PLANET OF THE HUMANS
(director/writer: Jeff Gibbs; cinematographers: Jeff Gibbs, Ozzie Zehner, Christopher Henze; editors: Jeff Gibbs, Angela Vargos; music: ; cast: Jeff Gibbs, Richard Heinberg, Richard York, Nina Jablonski, Ozzie Zehner, Adriann McCoy, Philip Moeller, Steven Running, Steven Churchill, Sheldon Solomon, Josh Schlossberg, Catherine Andrews, Adam Liter, Pat Egan, Van Jones, Robert F. Kennedy Jr., Bill McKibben, Vandana Shiva; Runtime: 100; MPAA Rating: NR; producers: Jeff Gibbs, Ozzie Zehner; Rumble Media; 2019)
“All the noise got my attention.”
Reviewed by Dennis Schwartz
Jeff Gibbs was a bore when early on he acted as narrator, but when removed from that duty the film brightens under the charge of other spokesmen (like an energized Ozzie Zehner).
This is an argumentative political documentary that tells us to forget about how Renewable Energy is our salvation. It disses certain liberal advocates of green power who disagree with the filmmaker’s viewpoint. Which is the same viewpoint as the executive producer, the populist activist filmmaker Michael Moore, a long time partner on such ventures with Gibbs.
On this year’s Earth Day, the film played for free on YouTube, giving millions a chance to see it for free.
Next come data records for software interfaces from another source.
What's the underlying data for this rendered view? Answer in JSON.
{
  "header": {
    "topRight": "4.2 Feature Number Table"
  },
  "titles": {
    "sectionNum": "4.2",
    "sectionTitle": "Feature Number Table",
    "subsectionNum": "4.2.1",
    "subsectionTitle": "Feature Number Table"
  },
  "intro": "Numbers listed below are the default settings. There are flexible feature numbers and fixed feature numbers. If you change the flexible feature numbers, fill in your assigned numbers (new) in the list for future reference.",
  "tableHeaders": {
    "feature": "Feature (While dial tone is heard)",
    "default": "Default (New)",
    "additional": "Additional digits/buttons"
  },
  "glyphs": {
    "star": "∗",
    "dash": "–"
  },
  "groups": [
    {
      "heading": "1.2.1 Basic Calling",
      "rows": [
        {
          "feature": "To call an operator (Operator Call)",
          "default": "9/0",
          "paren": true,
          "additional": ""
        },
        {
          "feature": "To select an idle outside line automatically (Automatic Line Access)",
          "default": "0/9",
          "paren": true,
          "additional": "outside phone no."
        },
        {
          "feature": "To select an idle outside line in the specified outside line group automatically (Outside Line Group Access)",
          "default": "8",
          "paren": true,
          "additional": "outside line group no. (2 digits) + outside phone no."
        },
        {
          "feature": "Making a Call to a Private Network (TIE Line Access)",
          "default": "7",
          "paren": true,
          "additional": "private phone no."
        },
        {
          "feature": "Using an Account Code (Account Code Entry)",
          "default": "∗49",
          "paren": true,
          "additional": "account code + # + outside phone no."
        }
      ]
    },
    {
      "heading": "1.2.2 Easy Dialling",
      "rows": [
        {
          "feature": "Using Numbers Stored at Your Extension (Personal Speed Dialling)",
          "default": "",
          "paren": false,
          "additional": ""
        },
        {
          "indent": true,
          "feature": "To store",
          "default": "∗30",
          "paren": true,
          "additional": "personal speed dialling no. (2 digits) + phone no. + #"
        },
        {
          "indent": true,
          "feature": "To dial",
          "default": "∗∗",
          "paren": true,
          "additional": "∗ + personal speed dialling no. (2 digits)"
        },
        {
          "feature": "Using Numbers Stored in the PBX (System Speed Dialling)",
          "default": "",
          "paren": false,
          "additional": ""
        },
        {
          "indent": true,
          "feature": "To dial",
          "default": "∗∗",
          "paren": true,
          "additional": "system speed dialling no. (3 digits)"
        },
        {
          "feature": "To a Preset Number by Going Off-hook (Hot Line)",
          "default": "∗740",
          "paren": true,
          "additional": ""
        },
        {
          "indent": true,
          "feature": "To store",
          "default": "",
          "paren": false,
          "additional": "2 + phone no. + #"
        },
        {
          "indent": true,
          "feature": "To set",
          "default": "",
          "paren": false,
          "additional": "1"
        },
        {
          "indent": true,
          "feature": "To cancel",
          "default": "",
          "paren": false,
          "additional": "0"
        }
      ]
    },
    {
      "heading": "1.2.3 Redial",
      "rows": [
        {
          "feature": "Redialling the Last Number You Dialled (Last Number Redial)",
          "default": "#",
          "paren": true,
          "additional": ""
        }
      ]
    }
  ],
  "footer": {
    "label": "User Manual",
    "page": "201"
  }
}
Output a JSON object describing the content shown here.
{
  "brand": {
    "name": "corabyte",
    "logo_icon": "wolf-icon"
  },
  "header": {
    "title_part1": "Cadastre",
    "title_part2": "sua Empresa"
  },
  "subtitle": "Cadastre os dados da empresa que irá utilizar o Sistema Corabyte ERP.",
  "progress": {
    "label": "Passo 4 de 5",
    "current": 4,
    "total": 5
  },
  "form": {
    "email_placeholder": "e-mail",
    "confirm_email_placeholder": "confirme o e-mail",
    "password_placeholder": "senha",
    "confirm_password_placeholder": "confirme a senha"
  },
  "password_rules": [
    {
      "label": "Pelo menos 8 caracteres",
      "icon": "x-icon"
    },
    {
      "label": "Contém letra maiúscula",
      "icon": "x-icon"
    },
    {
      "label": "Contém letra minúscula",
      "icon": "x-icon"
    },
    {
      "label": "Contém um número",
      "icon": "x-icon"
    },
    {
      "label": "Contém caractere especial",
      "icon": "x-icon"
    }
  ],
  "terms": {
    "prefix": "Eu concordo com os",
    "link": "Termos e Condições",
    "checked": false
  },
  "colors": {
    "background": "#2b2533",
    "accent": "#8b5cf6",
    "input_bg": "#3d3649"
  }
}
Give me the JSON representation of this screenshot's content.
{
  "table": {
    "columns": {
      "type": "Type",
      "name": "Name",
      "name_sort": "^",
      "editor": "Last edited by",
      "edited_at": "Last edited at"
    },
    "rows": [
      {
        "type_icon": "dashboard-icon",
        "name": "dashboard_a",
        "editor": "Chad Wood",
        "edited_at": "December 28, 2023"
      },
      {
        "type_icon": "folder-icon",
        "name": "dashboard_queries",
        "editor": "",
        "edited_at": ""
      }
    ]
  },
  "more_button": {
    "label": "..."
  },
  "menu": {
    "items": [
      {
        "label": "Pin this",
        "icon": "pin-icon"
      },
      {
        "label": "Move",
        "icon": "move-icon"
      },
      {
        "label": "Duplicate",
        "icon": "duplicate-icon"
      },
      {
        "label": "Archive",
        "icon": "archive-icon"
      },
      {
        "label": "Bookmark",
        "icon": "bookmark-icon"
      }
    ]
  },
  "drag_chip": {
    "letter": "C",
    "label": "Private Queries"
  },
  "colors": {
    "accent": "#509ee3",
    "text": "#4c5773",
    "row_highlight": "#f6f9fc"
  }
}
It then will play again for free 30 days afterwards.
Moore, always the provocateur, lays down the following points against his environmentalist buds, which should piss them off:
• Solar and wind energy are not feasible replacements for fossil fuels because they’re intermittent energy sources that need to be supplemented by nonrenewable sources, and because the manufacture of solar panels and windmills is environmentally destructive.
• Biomass fuel is even worse, destroying nature at a far faster rate than it can be replenished.
• Electric cars are bad because they’re charged through the existing power grid, and because they’re made of materials that take a lot of energy to produce.
• The green energy movement is full of hypocrites, many of whom are in bed with big corporations and even with the Koch brothers.
• And even Earth Day itself is a fraud, since it has corporate sponsors and its founder, Dennis Hayes, claimed that its 2015 concert event was powered by solar energy when it actually had diesel generators backstage.
All the noise got my attention, and left me re-thinking my knee-jerk acceptance of green power.
I found the film was more a public service informative one than an entertaining one, which is also okay. But, in its favor, like it or not, it raises so many legitimate questions about the green power movement that it’s worth seeing just for that. It also doesn’t shrink from attacking those rigid and corrupt conservatives for their bad positions on dealing with the environment.
I welcome once again the Michael Moore team for throwing the gauntlet down to his adversaries, this time his fellow liberals, as I always wondered why the green power movement seemed so ineffective when it was advocated by so many bright and seemingly sincere right-minded folks.
The best thing I can say about the in-your-face film is not to just dismiss it because you’re angered that people you might like were attacked or that the film fails to recognize politics has always worked best through compromises, but to instead welcome a maverick like Moore into the public arena who has some fight in his belly and is not afraid to openly tell you what’s on his mind and is not afraid to confront even his friends (or shall I say former friends).
REVIEWED ON 5/8/2020 GRADE: B